Scott and I took our honeymoon in Indonesia this winter: first stop, the Komodo Islands.
We set out from Labuan Bajo on a liveaboard boat, our home and transport for the next four days.
The first night, we weighed anchor off the shores of Bat Island, the day home of over 100,000 fruit bats. When the sun sets, they swarm out of the mangrove forest to forage throughout the archipelago.
The next morning we arrived at Rincha Island, and ate breakfast while watching the local wildlife forage on the shore.
At the dock, we were greeted by a troupe of long tailed macaques, which leapt aboard and raided our breakfast table!
We also saw our first mudskipper. Our guides were amused at how excited we got over these little fish.
Two stone dragons guard the park entrance.
The first Komodo dragons we spotted were lounging beneath the ranger sleeping quarters.
This fellow was named Jalur Hijau, which translates to “green stripes,” a reference to the three stripes painted on his tail. Like the stamps of a WWI flying ace, these marks boast his confirmed hits (one for each ranger he’s bitten).

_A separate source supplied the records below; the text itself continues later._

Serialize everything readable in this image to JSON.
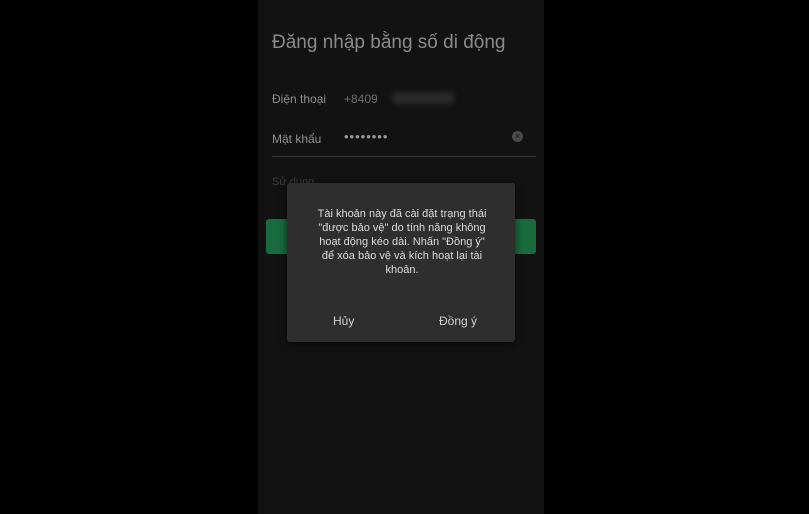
{
  "screen": {
    "title": "Đăng nhập bằng số di động"
  },
  "form": {
    "phone_label": "Điện thoại",
    "phone_value": "+8409",
    "password_label": "Mật khẩu",
    "password_value": "••••••••",
    "clear_icon": "×",
    "hint": "Sử dụng ..."
  },
  "dialog": {
    "message": "Tài khoản này đã cài đặt trạng thái\n\"được bảo vệ\" do tính năng không\nhoạt động kéo dài. Nhấn \"Đồng ý\"\nđể xóa bảo vệ và kích hoạt lại tài\nkhoản.",
    "cancel_label": "Hủy",
    "ok_label": "Đồng ý"
  },
  "colors": {
    "background": "#000000",
    "phone_bg": "#121212",
    "dialog_bg": "#2e2e2e",
    "accent_green": "#176b3c"
  }
}
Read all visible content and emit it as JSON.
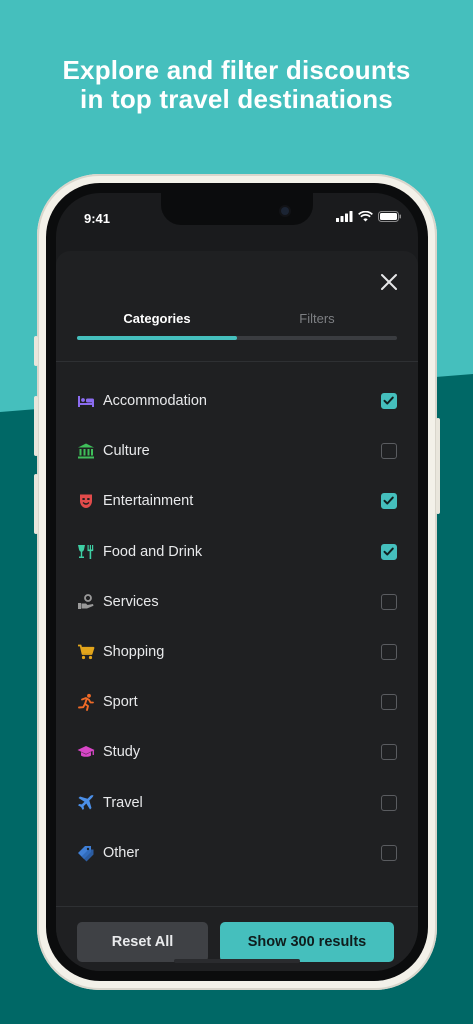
{
  "headline": {
    "line1": "Explore and filter discounts",
    "line2": "in top travel destinations"
  },
  "status_bar": {
    "time": "9:41"
  },
  "sheet": {
    "close_icon": "close-icon",
    "tabs": [
      {
        "label": "Categories",
        "active": true
      },
      {
        "label": "Filters",
        "active": false
      }
    ],
    "categories": [
      {
        "label": "Accommodation",
        "icon": "bed-icon",
        "color": "#8b6cf0",
        "checked": true
      },
      {
        "label": "Culture",
        "icon": "museum-icon",
        "color": "#3fbf5a",
        "checked": false
      },
      {
        "label": "Entertainment",
        "icon": "theater-mask-icon",
        "color": "#e24b4b",
        "checked": true
      },
      {
        "label": "Food and Drink",
        "icon": "food-drink-icon",
        "color": "#3ecfa4",
        "checked": true
      },
      {
        "label": "Services",
        "icon": "service-hand-icon",
        "color": "#9a9a9a",
        "checked": false
      },
      {
        "label": "Shopping",
        "icon": "shopping-cart-icon",
        "color": "#e3a51b",
        "checked": false
      },
      {
        "label": "Sport",
        "icon": "running-icon",
        "color": "#ef6a27",
        "checked": false
      },
      {
        "label": "Study",
        "icon": "graduation-cap-icon",
        "color": "#d846c7",
        "checked": false
      },
      {
        "label": "Travel",
        "icon": "airplane-icon",
        "color": "#4b8fe8",
        "checked": false
      },
      {
        "label": "Other",
        "icon": "tags-icon",
        "color": "#3f7fd6",
        "checked": false
      }
    ],
    "footer": {
      "reset_label": "Reset All",
      "show_label": "Show 300 results"
    }
  },
  "colors": {
    "accent": "#45bfbd",
    "background_top": "#45bfbd",
    "background_bottom": "#006866",
    "sheet": "#1f2022"
  }
}
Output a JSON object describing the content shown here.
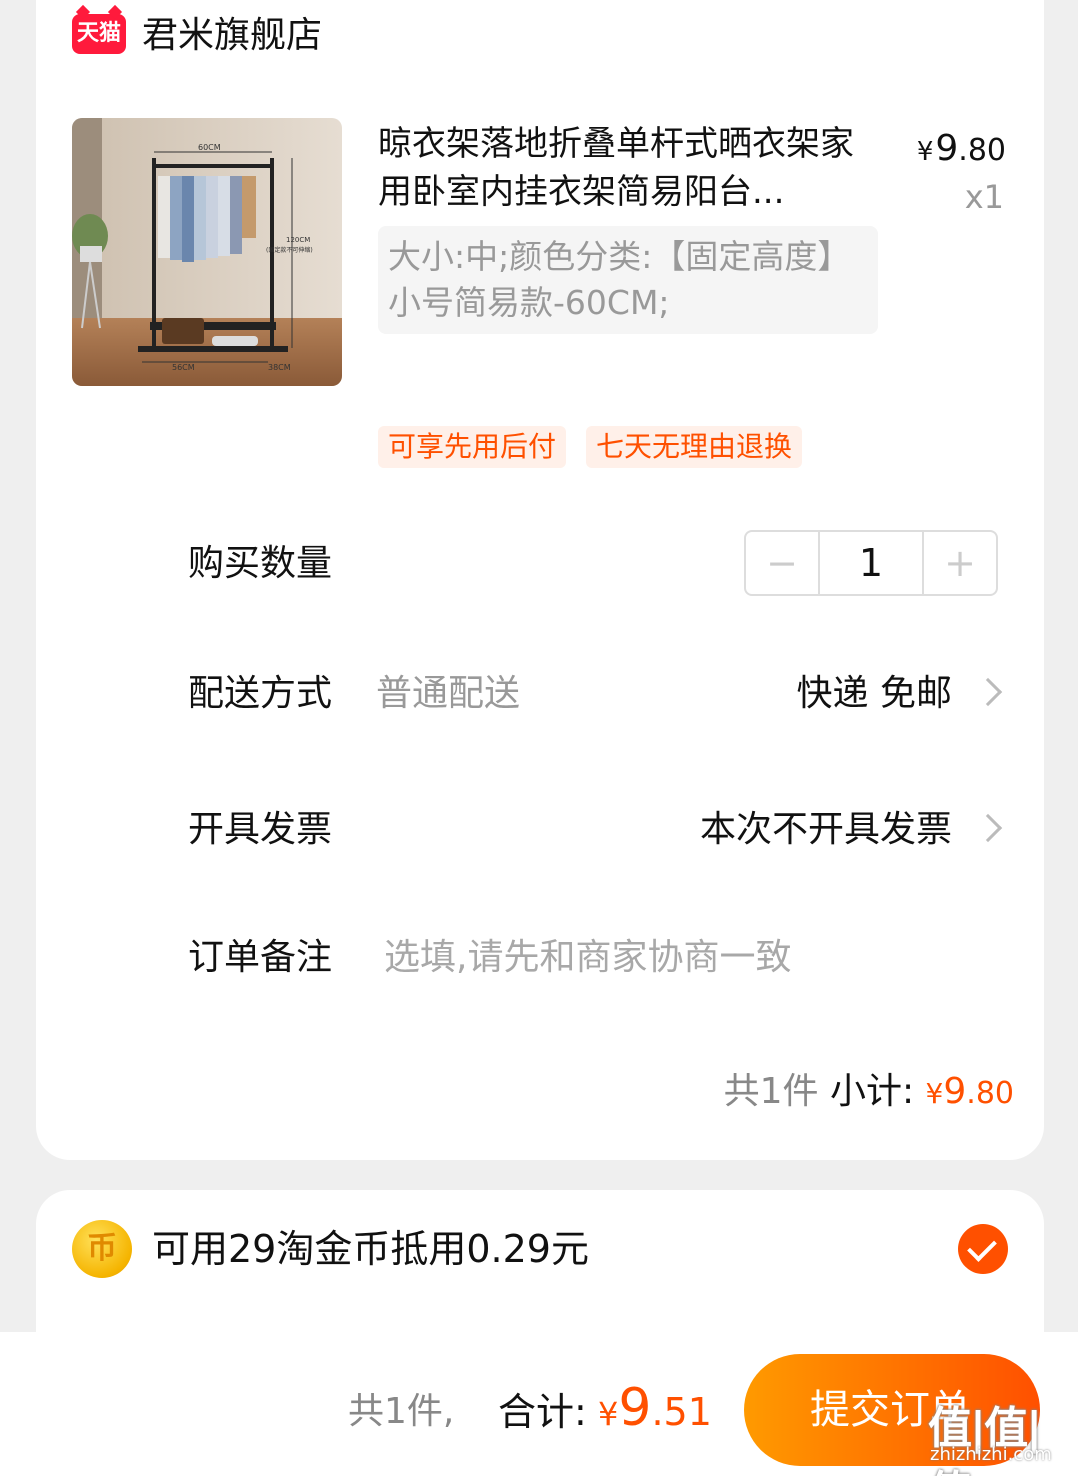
{
  "shop": {
    "badge_text": "天猫",
    "name": "君米旗舰店"
  },
  "product": {
    "title": "晾衣架落地折叠单杆式晒衣架家用卧室内挂衣架简易阳台...",
    "price_symbol": "¥",
    "price_int": "9",
    "price_dec": ".80",
    "quantity": "x1",
    "sku": "大小:中;颜色分类:【固定高度】小号简易款-60CM;",
    "image_labels": {
      "width": "60CM",
      "height": "120CM",
      "height_note": "(固定款不可伸缩)",
      "bottom": "56CM",
      "depth": "38CM"
    },
    "tags": [
      "可享先用后付",
      "七天无理由退换"
    ]
  },
  "rows": {
    "quantity": {
      "label": "购买数量",
      "value": "1",
      "minus": "−",
      "plus": "+"
    },
    "delivery": {
      "label": "配送方式",
      "option": "普通配送",
      "value": "快递 免邮"
    },
    "invoice": {
      "label": "开具发票",
      "value": "本次不开具发票"
    },
    "note": {
      "label": "订单备注",
      "placeholder": "选填,请先和商家协商一致"
    }
  },
  "subtotal": {
    "count": "共1件",
    "label": "小计:",
    "yen": "¥",
    "int": "9",
    "dec": ".80"
  },
  "coins": {
    "text": "可用29淘金币抵用0.29元",
    "checked": true
  },
  "footer": {
    "count": "共1件,",
    "label": "合计:",
    "yen": "¥",
    "int": "9",
    "dec": ".51",
    "submit": "提交订单"
  },
  "watermark": {
    "main": "值|值|值",
    "sub": "zhizhizhi.com"
  },
  "colors": {
    "accent": "#ff5000",
    "tmall_red": "#ff1a3c",
    "muted": "#999999"
  }
}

Draco Dormiens Nunquam Titillandus.
Komodo dragon hide is speckled with tiny osteoderms (bony armor within the skin).
They walk with an ungainly Godzilla-like lumber.
Komodo dragons are ambush predators that lurk along game trails, waiting for unsuspecting bush pigs, deer, and tourists.
Hiking through the open grasslands, we encountered this monitor looking for a sunning spot.
This dragon isn’t toothless, but it does have large lips and relatively small teeth.
Our ranger was excited to see such a large individual, and borrowed my camera to get a daring closeup.
The shallow waters in the area support numerous coral reefs and great snorkeling.
This football-sized cuttlefish put on a dazzling display.
Komodo Island itself looks like a prehistoric lost world, but as a volcanic island, it and the rest of the archipelago are relatively recent.
Our guide for dragon hunting. This forked stick is his only defense.
Footprints and tail drags in the sand mark a monitor’s recent passing.
A giant nest mound of a megapode. These birds build mounds out of decaying vegetation, which gives off heat as it rots. Komodo dragons will use megapode nests for their own clutches.
Our guide led us to Sulphur Lookout, one of the island’s highest points.
Here, exposed stone offers a good place for dragons to bask and digest…
Dragon dung is filled with the hair and bones of their victims.
Komodo dragons are like sharks in that they constantly shed and grow in new teeth.
Fittingly, the bones led to an ominous den. Monitors dig shallow burrows to shelter in overnight.
Young Komodo dragons are more agile, and are able to climb trees, which is important for avoiding their hungry elders.
Like snakes, they have forked tongues that allow them to smell in “stereo.”
Komodo dragons don’t roar, but they do employ an alarmingly load, rumbling heavy breathing when they face off with other dragons.
Next stop, the rainforests of Borneo!